# What is being asked
A single number is the answer here: the count of lines in the records below in which the word "JSON" appears.

# Given information

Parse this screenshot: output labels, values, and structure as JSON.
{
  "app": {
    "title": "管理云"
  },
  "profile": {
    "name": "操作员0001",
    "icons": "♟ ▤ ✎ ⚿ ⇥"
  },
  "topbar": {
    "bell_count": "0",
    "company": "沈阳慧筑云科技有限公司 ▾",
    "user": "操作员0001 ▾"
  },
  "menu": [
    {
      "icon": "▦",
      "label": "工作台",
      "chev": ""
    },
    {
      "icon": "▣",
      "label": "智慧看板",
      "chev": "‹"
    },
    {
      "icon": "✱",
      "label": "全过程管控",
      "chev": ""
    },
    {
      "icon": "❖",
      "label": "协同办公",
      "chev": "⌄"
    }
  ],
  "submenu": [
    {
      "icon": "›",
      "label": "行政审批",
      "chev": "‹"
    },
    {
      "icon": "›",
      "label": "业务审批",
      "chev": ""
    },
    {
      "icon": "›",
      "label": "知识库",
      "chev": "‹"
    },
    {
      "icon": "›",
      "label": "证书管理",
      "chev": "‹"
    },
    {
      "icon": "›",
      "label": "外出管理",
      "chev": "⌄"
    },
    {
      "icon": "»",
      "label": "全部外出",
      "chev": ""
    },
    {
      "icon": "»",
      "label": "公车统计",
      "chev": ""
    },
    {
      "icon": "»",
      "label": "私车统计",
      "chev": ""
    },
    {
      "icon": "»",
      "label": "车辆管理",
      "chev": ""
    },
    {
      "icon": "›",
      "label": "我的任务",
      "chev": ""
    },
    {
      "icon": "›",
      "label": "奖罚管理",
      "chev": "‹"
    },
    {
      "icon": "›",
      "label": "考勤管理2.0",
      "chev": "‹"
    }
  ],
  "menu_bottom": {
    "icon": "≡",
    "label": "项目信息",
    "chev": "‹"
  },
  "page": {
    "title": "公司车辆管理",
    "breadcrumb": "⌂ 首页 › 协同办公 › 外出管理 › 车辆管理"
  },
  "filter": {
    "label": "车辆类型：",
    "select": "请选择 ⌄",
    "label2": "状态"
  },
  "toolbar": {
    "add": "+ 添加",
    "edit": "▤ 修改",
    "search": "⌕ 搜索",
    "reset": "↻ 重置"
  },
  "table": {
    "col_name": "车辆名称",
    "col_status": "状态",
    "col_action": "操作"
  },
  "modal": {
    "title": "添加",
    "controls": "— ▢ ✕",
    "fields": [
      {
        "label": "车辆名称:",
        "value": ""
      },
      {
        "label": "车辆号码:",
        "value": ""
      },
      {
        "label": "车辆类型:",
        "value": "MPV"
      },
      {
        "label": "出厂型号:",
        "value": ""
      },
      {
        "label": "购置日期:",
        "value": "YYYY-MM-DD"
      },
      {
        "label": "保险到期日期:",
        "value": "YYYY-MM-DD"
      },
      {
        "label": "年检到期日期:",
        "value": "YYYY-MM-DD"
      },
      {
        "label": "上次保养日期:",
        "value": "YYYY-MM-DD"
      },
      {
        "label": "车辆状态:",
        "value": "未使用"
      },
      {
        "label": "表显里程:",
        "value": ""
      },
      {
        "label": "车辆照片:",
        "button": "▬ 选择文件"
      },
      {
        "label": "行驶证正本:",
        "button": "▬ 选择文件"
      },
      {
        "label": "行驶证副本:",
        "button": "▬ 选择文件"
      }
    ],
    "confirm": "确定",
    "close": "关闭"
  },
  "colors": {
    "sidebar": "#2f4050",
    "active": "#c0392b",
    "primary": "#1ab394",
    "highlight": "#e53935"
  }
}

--

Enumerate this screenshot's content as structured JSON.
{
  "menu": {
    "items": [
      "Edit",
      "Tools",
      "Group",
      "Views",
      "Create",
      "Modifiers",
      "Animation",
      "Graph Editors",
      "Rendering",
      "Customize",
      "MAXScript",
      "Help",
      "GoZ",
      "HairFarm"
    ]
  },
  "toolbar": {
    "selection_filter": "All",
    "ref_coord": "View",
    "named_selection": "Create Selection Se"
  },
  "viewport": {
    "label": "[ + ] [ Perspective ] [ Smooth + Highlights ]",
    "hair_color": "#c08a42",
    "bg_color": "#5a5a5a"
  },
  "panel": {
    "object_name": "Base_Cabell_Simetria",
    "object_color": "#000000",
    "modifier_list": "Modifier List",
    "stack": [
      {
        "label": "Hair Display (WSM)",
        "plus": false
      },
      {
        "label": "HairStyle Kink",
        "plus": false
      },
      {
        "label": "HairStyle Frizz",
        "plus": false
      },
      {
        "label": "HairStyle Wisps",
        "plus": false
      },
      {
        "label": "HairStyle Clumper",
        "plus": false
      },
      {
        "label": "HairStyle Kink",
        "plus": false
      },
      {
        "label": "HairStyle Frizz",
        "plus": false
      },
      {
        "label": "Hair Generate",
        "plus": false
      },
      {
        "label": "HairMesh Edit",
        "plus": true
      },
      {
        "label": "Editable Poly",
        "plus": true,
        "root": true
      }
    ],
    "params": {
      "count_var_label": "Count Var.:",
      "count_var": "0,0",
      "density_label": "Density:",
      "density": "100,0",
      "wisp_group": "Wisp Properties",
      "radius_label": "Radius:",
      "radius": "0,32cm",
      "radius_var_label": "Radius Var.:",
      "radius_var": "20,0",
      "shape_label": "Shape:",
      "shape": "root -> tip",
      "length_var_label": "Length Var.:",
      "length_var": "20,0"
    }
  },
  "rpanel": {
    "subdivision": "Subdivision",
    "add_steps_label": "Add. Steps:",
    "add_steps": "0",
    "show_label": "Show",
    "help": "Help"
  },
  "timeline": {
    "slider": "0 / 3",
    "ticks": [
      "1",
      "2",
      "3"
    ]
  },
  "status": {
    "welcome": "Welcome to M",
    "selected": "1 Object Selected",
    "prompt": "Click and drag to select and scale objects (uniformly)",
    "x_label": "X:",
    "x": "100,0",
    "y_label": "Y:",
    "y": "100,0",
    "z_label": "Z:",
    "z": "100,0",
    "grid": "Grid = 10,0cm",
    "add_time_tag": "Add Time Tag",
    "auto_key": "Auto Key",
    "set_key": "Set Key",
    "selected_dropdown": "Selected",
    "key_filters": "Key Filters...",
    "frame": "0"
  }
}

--

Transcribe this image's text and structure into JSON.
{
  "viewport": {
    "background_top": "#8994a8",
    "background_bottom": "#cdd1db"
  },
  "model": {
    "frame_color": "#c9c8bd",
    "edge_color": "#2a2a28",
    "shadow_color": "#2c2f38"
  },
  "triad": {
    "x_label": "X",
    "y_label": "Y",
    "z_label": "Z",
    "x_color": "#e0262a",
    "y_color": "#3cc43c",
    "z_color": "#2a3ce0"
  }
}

# Solution for this problem
3